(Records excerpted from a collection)

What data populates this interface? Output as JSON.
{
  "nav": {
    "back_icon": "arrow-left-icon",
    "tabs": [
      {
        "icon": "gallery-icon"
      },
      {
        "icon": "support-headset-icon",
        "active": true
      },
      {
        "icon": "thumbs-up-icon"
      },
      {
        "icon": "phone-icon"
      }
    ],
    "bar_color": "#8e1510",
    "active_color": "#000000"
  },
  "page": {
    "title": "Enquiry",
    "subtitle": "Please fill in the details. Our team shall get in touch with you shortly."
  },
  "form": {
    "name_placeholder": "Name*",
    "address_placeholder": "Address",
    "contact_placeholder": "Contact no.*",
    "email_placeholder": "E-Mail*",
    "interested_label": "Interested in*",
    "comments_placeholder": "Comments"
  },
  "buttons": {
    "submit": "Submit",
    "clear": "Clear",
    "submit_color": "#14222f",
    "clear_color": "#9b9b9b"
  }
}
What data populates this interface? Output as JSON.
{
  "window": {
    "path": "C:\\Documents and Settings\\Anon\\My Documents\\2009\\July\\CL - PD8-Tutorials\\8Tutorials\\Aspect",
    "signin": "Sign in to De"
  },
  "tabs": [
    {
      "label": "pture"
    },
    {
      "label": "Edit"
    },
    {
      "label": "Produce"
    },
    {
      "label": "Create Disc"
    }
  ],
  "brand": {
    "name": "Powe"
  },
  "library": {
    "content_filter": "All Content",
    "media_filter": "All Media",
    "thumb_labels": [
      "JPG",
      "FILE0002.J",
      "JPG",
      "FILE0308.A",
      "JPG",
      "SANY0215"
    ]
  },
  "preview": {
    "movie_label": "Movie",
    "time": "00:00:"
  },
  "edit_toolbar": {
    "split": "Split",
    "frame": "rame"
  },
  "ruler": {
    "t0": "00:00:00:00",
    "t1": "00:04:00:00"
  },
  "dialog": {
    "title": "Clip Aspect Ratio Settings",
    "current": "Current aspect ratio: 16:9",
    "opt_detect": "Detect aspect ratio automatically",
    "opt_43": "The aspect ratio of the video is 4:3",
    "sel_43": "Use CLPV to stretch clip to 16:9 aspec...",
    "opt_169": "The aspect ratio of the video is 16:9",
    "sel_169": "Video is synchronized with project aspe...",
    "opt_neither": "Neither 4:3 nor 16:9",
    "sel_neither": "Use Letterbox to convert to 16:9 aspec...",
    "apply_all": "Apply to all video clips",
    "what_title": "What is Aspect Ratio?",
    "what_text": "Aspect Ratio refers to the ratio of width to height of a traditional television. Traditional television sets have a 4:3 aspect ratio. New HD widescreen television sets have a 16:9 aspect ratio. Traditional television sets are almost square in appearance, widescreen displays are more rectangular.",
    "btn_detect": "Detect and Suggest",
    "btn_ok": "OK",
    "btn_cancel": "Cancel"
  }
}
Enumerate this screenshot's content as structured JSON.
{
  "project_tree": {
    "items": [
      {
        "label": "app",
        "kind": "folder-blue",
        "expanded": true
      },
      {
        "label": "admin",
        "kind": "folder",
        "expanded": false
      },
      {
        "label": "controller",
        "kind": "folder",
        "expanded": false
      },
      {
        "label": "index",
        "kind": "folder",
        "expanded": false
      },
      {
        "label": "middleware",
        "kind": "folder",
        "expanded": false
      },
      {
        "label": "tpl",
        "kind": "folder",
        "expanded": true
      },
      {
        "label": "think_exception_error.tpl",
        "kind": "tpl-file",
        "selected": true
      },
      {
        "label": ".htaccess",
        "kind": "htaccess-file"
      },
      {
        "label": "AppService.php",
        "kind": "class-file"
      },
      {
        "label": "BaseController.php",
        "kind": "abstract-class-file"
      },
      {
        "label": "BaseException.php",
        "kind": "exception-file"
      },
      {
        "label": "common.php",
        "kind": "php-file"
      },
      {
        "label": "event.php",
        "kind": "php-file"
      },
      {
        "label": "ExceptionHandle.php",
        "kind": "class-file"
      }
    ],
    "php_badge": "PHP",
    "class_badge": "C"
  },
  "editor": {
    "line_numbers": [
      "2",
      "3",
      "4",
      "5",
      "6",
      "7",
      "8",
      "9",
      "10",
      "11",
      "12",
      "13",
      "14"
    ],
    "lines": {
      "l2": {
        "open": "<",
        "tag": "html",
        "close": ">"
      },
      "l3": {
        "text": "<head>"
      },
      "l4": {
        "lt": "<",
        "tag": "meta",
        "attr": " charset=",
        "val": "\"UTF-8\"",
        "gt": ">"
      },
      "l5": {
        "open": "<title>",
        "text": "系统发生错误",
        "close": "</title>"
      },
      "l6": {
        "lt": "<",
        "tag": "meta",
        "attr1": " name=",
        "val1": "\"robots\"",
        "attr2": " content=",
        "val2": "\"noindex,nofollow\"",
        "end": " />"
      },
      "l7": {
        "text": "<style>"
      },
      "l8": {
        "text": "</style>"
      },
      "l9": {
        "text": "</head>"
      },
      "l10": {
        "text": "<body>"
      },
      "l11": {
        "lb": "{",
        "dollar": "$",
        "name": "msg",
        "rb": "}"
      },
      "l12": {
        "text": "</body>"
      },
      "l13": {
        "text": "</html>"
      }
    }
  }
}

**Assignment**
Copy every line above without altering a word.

**Your response**
What data populates this interface? Output as JSON.
{
  "nav": {
    "back_icon": "arrow-left-icon",
    "tabs": [
      {
        "icon": "gallery-icon"
      },
      {
        "icon": "support-headset-icon",
        "active": true
      },
      {
        "icon": "thumbs-up-icon"
      },
      {
        "icon": "phone-icon"
      }
    ],
    "bar_color": "#8e1510",
    "active_color": "#000000"
  },
  "page": {
    "title": "Enquiry",
    "subtitle": "Please fill in the details. Our team shall get in touch with you shortly."
  },
  "form": {
    "name_placeholder": "Name*",
    "address_placeholder": "Address",
    "contact_placeholder": "Contact no.*",
    "email_placeholder": "E-Mail*",
    "interested_label": "Interested in*",
    "comments_placeholder": "Comments"
  },
  "buttons": {
    "submit": "Submit",
    "clear": "Clear",
    "submit_color": "#14222f",
    "clear_color": "#9b9b9b"
  }
}
What data populates this interface? Output as JSON.
{
  "window": {
    "path": "C:\\Documents and Settings\\Anon\\My Documents\\2009\\July\\CL - PD8-Tutorials\\8Tutorials\\Aspect",
    "signin": "Sign in to De"
  },
  "tabs": [
    {
      "label": "pture"
    },
    {
      "label": "Edit"
    },
    {
      "label": "Produce"
    },
    {
      "label": "Create Disc"
    }
  ],
  "brand": {
    "name": "Powe"
  },
  "library": {
    "content_filter": "All Content",
    "media_filter": "All Media",
    "thumb_labels": [
      "JPG",
      "FILE0002.J",
      "JPG",
      "FILE0308.A",
      "JPG",
      "SANY0215"
    ]
  },
  "preview": {
    "movie_label": "Movie",
    "time": "00:00:"
  },
  "edit_toolbar": {
    "split": "Split",
    "frame": "rame"
  },
  "ruler": {
    "t0": "00:00:00:00",
    "t1": "00:04:00:00"
  },
  "dialog": {
    "title": "Clip Aspect Ratio Settings",
    "current": "Current aspect ratio: 16:9",
    "opt_detect": "Detect aspect ratio automatically",
    "opt_43": "The aspect ratio of the video is 4:3",
    "sel_43": "Use CLPV to stretch clip to 16:9 aspec...",
    "opt_169": "The aspect ratio of the video is 16:9",
    "sel_169": "Video is synchronized with project aspe...",
    "opt_neither": "Neither 4:3 nor 16:9",
    "sel_neither": "Use Letterbox to convert to 16:9 aspec...",
    "apply_all": "Apply to all video clips",
    "what_title": "What is Aspect Ratio?",
    "what_text": "Aspect Ratio refers to the ratio of width to height of a traditional television. Traditional television sets have a 4:3 aspect ratio. New HD widescreen television sets have a 16:9 aspect ratio. Traditional television sets are almost square in appearance, widescreen displays are more rectangular.",
    "btn_detect": "Detect and Suggest",
    "btn_ok": "OK",
    "btn_cancel": "Cancel"
  }
}
Enumerate this screenshot's content as structured JSON.
{
  "project_tree": {
    "items": [
      {
        "label": "app",
        "kind": "folder-blue",
        "expanded": true
      },
      {
        "label": "admin",
        "kind": "folder",
        "expanded": false
      },
      {
        "label": "controller",
        "kind": "folder",
        "expanded": false
      },
      {
        "label": "index",
        "kind": "folder",
        "expanded": false
      },
      {
        "label": "middleware",
        "kind": "folder",
        "expanded": false
      },
      {
        "label": "tpl",
        "kind": "folder",
        "expanded": true
      },
      {
        "label": "think_exception_error.tpl",
        "kind": "tpl-file",
        "selected": true
      },
      {
        "label": ".htaccess",
        "kind": "htaccess-file"
      },
      {
        "label": "AppService.php",
        "kind": "class-file"
      },
      {
        "label": "BaseController.php",
        "kind": "abstract-class-file"
      },
      {
        "label": "BaseException.php",
        "kind": "exception-file"
      },
      {
        "label": "common.php",
        "kind": "php-file"
      },
      {
        "label": "event.php",
        "kind": "php-file"
      },
      {
        "label": "ExceptionHandle.php",
        "kind": "class-file"
      }
    ],
    "php_badge": "PHP",
    "class_badge": "C"
  },
  "editor": {
    "line_numbers": [
      "2",
      "3",
      "4",
      "5",
      "6",
      "7",
      "8",
      "9",
      "10",
      "11",
      "12",
      "13",
      "14"
    ],
    "lines": {
      "l2": {
        "open": "<",
        "tag": "html",
        "close": ">"
      },
      "l3": {
        "text": "<head>"
      },
      "l4": {
        "lt": "<",
        "tag": "meta",
        "attr": " charset=",
        "val": "\"UTF-8\"",
        "gt": ">"
      },
      "l5": {
        "open": "<title>",
        "text": "系统发生错误",
        "close": "</title>"
      },
      "l6": {
        "lt": "<",
        "tag": "meta",
        "attr1": " name=",
        "val1": "\"robots\"",
        "attr2": " content=",
        "val2": "\"noindex,nofollow\"",
        "end": " />"
      },
      "l7": {
        "text": "<style>"
      },
      "l8": {
        "text": "</style>"
      },
      "l9": {
        "text": "</head>"
      },
      "l10": {
        "text": "<body>"
      },
      "l11": {
        "lb": "{",
        "dollar": "$",
        "name": "msg",
        "rb": "}"
      },
      "l12": {
        "text": "</body>"
      },
      "l13": {
        "text": "</html>"
      }
    }
  }
}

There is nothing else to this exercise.